> **AIM OF THE EXERCISE**:
Nothing but the line with "Decode this image" and the lines after it should appear, each retyped exactly as in the listing.

> **STORED DATA**:
_ _ _ _ _

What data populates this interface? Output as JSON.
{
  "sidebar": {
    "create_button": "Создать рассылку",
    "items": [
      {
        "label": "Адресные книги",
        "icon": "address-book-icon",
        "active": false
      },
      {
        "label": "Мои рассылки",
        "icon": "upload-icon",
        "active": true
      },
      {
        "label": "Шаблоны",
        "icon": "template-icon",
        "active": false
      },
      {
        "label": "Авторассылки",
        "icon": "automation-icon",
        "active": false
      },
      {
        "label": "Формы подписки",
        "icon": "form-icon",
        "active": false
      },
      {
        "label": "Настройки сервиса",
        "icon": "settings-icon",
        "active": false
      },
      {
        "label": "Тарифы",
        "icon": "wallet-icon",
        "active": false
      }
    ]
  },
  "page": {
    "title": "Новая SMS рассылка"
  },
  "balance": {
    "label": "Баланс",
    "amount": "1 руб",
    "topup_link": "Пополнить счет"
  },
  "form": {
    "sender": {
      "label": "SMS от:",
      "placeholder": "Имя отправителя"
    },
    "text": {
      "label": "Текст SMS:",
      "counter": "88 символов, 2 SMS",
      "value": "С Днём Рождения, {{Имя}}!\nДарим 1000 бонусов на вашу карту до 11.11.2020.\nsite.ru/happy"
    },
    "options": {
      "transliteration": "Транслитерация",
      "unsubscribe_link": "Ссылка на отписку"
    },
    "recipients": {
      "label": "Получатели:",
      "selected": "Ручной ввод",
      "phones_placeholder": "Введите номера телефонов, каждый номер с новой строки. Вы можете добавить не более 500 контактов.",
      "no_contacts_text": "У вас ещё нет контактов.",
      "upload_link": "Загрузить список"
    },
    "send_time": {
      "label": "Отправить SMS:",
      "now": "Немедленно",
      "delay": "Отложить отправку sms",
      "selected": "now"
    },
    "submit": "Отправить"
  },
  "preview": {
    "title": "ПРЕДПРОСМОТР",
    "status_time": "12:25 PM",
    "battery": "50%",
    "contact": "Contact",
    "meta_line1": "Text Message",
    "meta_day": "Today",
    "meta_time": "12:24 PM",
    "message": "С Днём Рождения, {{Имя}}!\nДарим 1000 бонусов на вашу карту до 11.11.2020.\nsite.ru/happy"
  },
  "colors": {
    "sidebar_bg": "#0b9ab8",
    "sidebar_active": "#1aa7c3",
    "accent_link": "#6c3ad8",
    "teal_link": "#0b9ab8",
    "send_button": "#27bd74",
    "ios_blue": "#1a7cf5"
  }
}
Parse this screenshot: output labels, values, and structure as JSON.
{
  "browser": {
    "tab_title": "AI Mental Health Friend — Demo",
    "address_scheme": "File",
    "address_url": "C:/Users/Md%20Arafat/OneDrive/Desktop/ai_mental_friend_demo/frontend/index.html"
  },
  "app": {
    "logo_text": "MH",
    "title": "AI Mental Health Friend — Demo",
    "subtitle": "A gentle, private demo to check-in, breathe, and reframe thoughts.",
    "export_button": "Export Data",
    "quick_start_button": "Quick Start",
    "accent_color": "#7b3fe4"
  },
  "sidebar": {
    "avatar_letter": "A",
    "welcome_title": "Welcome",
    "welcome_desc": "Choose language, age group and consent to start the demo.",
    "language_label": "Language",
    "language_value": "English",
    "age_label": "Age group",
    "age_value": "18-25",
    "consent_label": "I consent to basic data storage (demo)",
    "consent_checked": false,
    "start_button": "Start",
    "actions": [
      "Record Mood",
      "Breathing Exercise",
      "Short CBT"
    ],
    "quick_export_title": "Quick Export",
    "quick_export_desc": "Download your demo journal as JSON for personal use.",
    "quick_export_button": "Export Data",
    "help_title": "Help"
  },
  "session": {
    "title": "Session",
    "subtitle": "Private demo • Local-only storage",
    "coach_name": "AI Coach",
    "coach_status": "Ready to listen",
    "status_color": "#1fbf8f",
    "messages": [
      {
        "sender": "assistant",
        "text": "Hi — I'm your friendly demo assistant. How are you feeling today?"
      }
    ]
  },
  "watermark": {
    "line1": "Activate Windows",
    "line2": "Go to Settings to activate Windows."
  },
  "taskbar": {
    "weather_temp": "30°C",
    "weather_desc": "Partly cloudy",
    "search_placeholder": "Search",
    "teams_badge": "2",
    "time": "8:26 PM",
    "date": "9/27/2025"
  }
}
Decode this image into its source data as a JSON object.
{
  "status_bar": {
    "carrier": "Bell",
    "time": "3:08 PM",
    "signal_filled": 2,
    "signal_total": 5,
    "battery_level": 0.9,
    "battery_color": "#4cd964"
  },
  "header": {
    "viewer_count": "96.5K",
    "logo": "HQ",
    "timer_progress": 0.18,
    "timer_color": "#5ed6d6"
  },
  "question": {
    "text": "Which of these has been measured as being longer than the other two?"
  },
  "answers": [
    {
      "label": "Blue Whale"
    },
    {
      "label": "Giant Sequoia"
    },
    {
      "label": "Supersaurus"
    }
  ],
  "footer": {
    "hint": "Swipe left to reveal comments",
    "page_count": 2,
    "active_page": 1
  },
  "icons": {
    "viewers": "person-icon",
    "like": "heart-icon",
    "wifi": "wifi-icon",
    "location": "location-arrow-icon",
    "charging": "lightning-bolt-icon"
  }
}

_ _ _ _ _

> **ANSWER SPACE**:
Decode this image into its source data as a JSON object.
{
  "status_bar": {
    "carrier": "Bell",
    "time": "3:08 PM",
    "signal_filled": 2,
    "signal_total": 5,
    "battery_level": 0.9,
    "battery_color": "#4cd964"
  },
  "header": {
    "viewer_count": "96.5K",
    "logo": "HQ",
    "timer_progress": 0.18,
    "timer_color": "#5ed6d6"
  },
  "question": {
    "text": "Which of these has been measured as being longer than the other two?"
  },
  "answers": [
    {
      "label": "Blue Whale"
    },
    {
      "label": "Giant Sequoia"
    },
    {
      "label": "Supersaurus"
    }
  ],
  "footer": {
    "hint": "Swipe left to reveal comments",
    "page_count": 2,
    "active_page": 1
  },
  "icons": {
    "viewers": "person-icon",
    "like": "heart-icon",
    "wifi": "wifi-icon",
    "location": "location-arrow-icon",
    "charging": "lightning-bolt-icon"
  }
}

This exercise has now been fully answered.